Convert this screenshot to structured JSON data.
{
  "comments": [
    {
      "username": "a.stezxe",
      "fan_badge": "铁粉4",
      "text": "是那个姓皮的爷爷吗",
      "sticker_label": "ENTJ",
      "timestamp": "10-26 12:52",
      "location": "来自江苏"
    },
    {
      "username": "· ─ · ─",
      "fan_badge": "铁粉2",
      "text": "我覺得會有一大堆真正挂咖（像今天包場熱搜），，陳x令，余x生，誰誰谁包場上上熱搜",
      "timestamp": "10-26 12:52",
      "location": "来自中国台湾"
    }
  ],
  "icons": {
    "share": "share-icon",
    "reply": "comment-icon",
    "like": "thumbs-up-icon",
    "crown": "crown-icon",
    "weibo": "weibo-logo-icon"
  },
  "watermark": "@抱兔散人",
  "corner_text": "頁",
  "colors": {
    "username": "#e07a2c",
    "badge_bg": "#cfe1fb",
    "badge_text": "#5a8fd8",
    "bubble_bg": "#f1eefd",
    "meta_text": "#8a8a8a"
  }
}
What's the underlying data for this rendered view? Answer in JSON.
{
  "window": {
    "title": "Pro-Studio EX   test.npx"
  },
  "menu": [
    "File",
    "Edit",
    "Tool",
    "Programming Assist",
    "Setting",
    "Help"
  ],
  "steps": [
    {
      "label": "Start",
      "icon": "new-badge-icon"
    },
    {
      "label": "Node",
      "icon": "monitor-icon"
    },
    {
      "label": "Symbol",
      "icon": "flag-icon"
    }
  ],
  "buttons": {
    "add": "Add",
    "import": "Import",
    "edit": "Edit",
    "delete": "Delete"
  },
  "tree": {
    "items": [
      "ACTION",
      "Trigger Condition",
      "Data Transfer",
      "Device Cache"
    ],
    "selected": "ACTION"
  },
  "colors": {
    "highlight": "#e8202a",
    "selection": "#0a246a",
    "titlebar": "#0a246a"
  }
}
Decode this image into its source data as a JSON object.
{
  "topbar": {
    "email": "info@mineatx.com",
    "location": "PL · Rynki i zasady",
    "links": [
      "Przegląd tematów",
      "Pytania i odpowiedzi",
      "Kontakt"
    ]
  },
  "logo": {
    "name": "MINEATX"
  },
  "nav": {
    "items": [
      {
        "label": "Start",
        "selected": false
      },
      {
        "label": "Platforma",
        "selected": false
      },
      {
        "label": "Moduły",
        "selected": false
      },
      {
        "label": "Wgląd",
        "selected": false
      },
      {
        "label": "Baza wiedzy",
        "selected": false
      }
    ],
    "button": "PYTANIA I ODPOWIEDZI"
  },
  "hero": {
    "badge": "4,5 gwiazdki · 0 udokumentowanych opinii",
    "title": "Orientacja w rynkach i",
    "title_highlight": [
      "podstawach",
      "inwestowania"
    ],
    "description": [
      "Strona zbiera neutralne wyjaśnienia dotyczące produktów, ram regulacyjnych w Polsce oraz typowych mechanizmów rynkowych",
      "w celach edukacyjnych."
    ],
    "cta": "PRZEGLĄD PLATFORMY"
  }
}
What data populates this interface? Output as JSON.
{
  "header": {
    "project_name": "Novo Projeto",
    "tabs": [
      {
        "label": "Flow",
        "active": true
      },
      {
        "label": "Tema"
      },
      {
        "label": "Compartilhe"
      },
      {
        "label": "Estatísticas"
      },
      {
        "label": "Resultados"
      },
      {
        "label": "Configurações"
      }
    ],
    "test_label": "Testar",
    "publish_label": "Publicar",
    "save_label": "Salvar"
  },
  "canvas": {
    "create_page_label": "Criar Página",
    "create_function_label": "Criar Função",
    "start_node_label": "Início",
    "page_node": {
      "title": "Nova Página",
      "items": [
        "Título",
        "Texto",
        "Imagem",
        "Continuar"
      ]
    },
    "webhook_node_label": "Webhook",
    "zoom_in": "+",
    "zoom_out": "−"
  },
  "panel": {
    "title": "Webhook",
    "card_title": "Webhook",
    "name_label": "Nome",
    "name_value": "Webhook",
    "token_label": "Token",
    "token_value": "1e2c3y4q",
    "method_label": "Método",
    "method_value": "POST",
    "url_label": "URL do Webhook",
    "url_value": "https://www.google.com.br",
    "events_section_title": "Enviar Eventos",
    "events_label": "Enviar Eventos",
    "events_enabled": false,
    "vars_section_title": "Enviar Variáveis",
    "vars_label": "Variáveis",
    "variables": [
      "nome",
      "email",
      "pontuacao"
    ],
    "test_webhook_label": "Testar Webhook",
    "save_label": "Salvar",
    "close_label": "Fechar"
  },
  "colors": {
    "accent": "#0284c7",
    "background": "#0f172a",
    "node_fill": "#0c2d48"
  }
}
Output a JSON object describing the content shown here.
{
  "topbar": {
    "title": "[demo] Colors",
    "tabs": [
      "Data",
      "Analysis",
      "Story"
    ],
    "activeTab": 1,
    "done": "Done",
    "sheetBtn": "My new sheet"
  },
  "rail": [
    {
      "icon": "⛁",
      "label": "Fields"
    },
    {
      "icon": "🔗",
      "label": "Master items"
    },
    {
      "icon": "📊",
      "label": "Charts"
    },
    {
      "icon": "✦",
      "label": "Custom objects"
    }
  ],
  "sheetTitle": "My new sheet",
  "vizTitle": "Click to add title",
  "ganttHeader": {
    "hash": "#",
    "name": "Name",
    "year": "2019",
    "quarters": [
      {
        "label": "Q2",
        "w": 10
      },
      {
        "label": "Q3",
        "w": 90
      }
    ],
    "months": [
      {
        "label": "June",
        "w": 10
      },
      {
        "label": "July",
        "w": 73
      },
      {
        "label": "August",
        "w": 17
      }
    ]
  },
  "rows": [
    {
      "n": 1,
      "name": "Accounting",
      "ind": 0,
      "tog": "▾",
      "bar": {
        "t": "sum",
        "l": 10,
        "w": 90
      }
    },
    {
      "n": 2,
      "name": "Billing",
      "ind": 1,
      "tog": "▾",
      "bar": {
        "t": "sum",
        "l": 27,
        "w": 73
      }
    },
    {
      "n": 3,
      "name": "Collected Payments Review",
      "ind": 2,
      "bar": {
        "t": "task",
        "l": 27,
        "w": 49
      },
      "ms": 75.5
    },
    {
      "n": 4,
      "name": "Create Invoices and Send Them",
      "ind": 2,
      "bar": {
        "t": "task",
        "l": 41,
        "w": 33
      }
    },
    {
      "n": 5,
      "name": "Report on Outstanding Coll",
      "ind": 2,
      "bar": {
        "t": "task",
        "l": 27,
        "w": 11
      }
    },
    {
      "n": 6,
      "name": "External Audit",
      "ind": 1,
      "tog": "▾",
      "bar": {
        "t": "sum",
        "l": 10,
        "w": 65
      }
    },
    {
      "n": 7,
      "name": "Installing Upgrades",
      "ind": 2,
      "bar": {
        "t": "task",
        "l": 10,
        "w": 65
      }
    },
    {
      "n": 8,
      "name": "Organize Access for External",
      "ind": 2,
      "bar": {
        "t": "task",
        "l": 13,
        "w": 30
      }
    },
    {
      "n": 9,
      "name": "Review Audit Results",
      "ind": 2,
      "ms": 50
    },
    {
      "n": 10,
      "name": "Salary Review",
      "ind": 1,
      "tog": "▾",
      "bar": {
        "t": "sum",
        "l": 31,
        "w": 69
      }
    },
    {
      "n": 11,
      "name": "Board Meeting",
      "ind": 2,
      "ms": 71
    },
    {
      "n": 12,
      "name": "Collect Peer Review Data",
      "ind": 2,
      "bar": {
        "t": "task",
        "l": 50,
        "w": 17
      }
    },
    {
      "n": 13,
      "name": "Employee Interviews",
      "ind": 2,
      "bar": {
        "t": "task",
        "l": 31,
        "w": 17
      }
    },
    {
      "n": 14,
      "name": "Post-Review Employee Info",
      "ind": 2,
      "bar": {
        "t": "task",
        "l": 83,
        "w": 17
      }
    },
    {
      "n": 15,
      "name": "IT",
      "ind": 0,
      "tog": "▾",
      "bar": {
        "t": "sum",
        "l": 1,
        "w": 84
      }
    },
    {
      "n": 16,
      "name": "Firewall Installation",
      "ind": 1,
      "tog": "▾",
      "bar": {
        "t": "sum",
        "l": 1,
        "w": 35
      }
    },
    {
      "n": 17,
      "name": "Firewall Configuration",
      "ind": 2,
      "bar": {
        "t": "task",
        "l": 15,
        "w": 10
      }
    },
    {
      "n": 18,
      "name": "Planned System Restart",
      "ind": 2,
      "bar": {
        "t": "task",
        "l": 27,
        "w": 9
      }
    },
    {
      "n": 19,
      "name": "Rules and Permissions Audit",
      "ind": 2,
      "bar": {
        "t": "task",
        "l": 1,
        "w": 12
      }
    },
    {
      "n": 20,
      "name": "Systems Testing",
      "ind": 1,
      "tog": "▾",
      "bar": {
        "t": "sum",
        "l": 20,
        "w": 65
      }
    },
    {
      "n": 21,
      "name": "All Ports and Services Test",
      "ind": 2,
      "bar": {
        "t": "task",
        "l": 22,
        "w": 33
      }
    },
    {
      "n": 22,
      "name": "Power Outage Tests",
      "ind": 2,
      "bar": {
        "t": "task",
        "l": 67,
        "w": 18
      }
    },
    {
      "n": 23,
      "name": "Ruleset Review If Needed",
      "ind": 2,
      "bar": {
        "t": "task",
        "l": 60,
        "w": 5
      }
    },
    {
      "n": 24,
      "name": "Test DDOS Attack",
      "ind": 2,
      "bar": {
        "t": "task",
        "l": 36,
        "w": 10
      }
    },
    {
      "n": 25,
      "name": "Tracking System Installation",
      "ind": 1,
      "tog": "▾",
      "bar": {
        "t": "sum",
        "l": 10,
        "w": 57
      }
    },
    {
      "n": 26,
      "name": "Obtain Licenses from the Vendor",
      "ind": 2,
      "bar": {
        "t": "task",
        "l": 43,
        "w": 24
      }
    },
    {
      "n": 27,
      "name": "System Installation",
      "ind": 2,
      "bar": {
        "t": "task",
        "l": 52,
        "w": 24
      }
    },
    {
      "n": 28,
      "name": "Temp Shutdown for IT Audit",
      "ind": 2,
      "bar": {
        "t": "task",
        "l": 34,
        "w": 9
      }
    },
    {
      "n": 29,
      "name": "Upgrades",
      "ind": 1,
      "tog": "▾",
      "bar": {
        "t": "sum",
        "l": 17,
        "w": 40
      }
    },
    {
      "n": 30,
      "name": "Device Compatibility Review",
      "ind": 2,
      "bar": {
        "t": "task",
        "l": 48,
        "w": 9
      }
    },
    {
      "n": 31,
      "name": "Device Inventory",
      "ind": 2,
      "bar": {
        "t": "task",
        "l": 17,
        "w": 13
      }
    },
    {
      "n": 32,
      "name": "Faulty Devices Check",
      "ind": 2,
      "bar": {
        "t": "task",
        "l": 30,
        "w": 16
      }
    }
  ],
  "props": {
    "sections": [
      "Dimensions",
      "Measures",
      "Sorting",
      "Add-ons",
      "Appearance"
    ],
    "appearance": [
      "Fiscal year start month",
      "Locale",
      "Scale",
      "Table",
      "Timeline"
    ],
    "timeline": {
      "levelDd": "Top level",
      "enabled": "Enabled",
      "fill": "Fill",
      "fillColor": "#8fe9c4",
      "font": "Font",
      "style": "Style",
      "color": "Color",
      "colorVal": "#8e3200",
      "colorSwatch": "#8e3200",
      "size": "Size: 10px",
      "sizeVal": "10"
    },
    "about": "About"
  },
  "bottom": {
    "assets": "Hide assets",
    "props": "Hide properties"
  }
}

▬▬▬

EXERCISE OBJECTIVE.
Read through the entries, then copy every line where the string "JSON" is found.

YOUR SOLUTION.
Convert this screenshot to structured JSON data.
What's the underlying data for this rendered view? Answer in JSON.
Decode this image into its source data as a JSON object.
What data populates this interface? Output as JSON.
Output a JSON object describing the content shown here.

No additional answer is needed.